Here are my sister Vicki (about age 5) and my brother Peter (about age 7) at the front door of Menominee’s Washington Grade School about 1952. Steve would have been in sixth grade then, and I was in high school. All the kids in our family went to Washington Grade School, and we came away with a firm footing in the 3 R’s and a lot of memorable playground experiences. When I go back to high school reunions, it’s my Washington grade school classmates with whom I tend to have the firmest bonds.

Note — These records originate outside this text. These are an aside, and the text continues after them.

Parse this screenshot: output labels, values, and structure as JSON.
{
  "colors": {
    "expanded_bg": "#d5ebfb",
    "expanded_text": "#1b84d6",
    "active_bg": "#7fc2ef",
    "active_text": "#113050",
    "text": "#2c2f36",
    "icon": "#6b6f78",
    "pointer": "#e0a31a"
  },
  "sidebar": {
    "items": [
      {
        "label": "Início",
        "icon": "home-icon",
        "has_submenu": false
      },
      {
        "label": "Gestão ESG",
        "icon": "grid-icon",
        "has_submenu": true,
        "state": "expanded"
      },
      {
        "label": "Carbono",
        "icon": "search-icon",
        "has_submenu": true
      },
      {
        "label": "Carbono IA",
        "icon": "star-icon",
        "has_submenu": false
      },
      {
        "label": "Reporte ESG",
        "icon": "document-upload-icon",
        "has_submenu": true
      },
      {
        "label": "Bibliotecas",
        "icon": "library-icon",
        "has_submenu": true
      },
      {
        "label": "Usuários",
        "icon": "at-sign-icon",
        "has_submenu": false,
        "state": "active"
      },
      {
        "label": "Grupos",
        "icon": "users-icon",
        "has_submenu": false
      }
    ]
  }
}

When I was in ninth grade my father and another adult leader founded a troop of Air Scouts in Menominee. It was a brand new advanced branch of the Boy Scouts, designed to be cutting edge and to provide an option to the Explorers and the Sea Scouts. Our big event of the year was a trip to the O’Hare military air base in Chicago, where we camped out in our tents off the end of a runway. Air scouts pictured from the left are Alan Pickl, Frank St. Peter, leader Vic L. (sitting), Jim Hazel, and perhaps Earl Malcolm at the right. Because I’m the only participant not in the photo, I suspect I took the picture. We had a fun time on our trip, and we enjoyed the Maxwell St. Flea Market in Chicago most of all. A prostitute there made an offer to my father to do the whole troop for fifty dollars, but it was a violation of the Air Scout code of ethics and too expensive.
Here’s my brother Steve, maybe 16 or 17, wrapping an Xmas present in our living room at our house on the Menominee River (circa 1957). That’s our Hammond Chord Organ in the background which our parents purchased to enhance our musical skills and interest. I still have the chord organ sitting in the room on which I’m currently typing on the computer, but it’s holding so much flea market stuff that it’s not accessible at the moment for playing.
Here are my parents, Doris and Vic, and my brother Steve and sister-in-law Margie at their wedding on June 20, 1964, in Elmhurst, Illinois, Margie’s hometown. We were all thrilled about the event.
-Jennifer M (11-6): These old photos are great!
-Terry O-S (11-8-14): Hi David - I thought perhaps I could help with the fourth woman in the boat photo but I can't recognize her either. I think that is the Pookah, the O'Hara boat, because of the outboard that seems to be moored to the stern. One difference between your family and ours was that in yours only Vicki was born after the war while in ours both Kiera and Sean were post-war children. Perhaps for that reason, I think of our family as two cohorts even more than yours. I am eight years older than Kiera and ten older than Sean and I think of Michael and me and Kiera and Sean as almost two different families. However, Michael and Kiera were very close as children and have remained so in their adult years. The other interesting thing about the O'Hara/Jacobsen clan is that only Michael and I were born before the war. Beginning in 1946, a whole slew of cousins arrived: Tim O'Hara, Jeanne Jacobsen, Kiera, Nancy Jacobsen and John O'Hara all in the same year, then Sean, Brien O'Hara (I'm not sure which of them is older but neither one by much) and finally Nell Jacobsen. I was so much older that I was not much a part of the "cousins crew" but they all have very fond memories of their growing up years together. Once again, Michael bridged the gap much better than I and was often the "play organizer" for the younger kids. Kiera andJohn O'Hara are tentatively thinking that theymight get to Menominee next summer for their 50th high school class reunion. I echo your sentiment that our parents and their friends had a circle of friends unlike anything I have encountered since. Trust you and Katja are well. Best